This year? Who knows?

Nothing has been too predictable with these Giants, not even in the postseason. This is a team that managed to stun the Pirates, 8-0, in the NL Wild Card Game, knock off the Nationals in four games in the NL Division Series, and win three of the first four games in the NLCS by scoring runs on wild pitches, throwing errors and groundouts, but with only two home runs through those first nine games.

And then they clinch their trip back to the World Series by not only getting that three-run walk-off blast from Ishikawa off Michael Wacha, but pinch-hitter Michael Morse's game-tying home run off reliever Pat Neshek leading off the bottom of the eighth, and a two-run Joe Panik home run in the third off Adam Wainwright that gave San Francisco a 2-1 lead.

Panik on going yard

Video: Panik on homer

"It tells you what kind of team we have," said Morse. "It's just another thing that we can do. We've got plenty of guys who can get the job done."

That was never more evident than in the NLCS.

Think about it.
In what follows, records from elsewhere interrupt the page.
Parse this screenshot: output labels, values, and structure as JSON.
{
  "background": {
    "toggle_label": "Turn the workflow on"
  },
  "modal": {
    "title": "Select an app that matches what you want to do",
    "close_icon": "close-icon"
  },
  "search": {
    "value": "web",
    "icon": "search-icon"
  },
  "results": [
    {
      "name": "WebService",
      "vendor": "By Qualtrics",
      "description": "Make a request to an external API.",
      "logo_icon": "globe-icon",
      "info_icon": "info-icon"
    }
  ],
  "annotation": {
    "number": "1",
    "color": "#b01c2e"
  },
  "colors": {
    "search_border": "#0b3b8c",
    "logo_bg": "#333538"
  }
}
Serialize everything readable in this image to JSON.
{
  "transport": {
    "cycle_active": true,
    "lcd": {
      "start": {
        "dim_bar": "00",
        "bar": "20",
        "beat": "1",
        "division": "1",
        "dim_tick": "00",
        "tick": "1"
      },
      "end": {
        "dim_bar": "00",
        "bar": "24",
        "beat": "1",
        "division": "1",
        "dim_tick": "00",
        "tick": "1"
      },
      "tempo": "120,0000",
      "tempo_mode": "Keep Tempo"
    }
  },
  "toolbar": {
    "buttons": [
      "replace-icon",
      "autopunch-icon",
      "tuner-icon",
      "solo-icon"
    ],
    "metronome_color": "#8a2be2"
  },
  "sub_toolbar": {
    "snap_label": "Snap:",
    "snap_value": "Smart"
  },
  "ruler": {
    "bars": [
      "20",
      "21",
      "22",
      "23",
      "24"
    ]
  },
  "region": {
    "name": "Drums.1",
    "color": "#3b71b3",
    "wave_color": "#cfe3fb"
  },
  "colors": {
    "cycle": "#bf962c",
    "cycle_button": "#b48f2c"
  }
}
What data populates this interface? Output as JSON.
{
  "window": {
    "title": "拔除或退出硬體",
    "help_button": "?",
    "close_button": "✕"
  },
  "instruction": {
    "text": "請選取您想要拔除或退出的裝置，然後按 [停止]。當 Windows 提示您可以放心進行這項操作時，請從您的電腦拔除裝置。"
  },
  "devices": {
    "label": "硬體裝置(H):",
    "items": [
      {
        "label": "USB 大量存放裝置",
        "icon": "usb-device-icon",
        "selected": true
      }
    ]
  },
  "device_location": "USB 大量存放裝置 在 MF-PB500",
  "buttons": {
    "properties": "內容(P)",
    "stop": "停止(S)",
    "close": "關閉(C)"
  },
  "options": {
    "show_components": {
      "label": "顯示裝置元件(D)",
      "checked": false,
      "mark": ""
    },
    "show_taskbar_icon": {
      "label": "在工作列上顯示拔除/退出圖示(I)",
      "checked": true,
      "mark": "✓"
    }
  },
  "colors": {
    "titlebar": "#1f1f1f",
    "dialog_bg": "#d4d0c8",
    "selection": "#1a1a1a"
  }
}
Morse, an offseason free-agent addition from Baltimore, was an early-season sensation. He had 13 home runs and 41 RBIs in his first 61 games, and the Giants bashed their way to the top of the NL West, winning 40 of those 61 games and building a big lead. Then Morse went cold, hitting only three more home runs, before being sidelined with an oblique injury that limited him to one game in September. It kept him from even being on the roster for the NL Wild Card Game and the NLDS, and had him in a pinch-hit role in the NLCS.

"I knew I wouldn't be on [the NLDS roster]," said Morse. "I didn't have enough at-bats. I wouldn't feel comfortable at the plate, and I definitely wouldn't feel comfortable in the field. So I knew I was going to have time to get ready for [the NLCS]. I went down to Arizona and got a lot of at-bats [in the instructional league], really fine-tuned myself and got ready."

Morse was ready to face Neshek, a sidearming right-hander who had given up only five home runs in 346 plate appearances by righties the last three years, including the postseason, before Morse greeted him with the game-tying shot in the eighth.

"If there's one guy in their bullpen I didn't want to face this whole series, it was him," said Morse. "But for [manager Bruce] Bochy to go out there and take our ace [NLCS MVP Madison Bumgarner] out of the game, I told myself, 'You can't waste this at-bat.'"

Morse didn't.

Morse on game-tying homer

Video: Morse on homer

Neither did Panik, a Minor Leaguer without a lot of hype who was the seventh of seven players to get a start at second base for San Francisco. He hit .305 in 72 regular-season games and laid claim to the everyday job for the postseason.

"We were saving the best for last and did whatever it takes," said Panik. "It was all about the long ball [Thursday night]."

And the final chapter was written by Ishikawa, a part of the 2010 World Series championship team, who had kicked around the big leagues since then, and after being released in April, signed a Minor League deal with the Giants.

"I wasn't even thinking I'd get called up," he said.

In July, in fact, Ishikawa was thinking about the real word.

"When you reach a certain age, I've been 30 all year, and you're not only in the Minor Leagues, but you're struggling in the Minor Leagues," Ishikawa said, "there are times you wonder if God is continuing to put me through this trial or if it's Him telling me that it's time to hang 'em up and do something else.

"I remember calling a buddy of mine, halfway through the year, crying, not knowing what to do. It didn't feel like I could hit a ball on a tee if you put it there. He encouraged me and told me he loved me. I was able to take hope in that and continued to try and persevere."

Ishikawa is enjoying the ultimate reward, starting in left field in the big leagues for the first time in his life, filling the void created by the injury to Morse.

"This guy has been incredible since he's been here," said Morse. "He's just a great, great guy in the clubhouse. You know his story; it just keeps getting better and better."

And it got just about as good as it can get on Thursday night.

Tracy Ringolsby is a columnist for MLB.com. Read his blog, Write 'em Cowboy. This story was not subject to the approval of Major League Baseball or its clubs.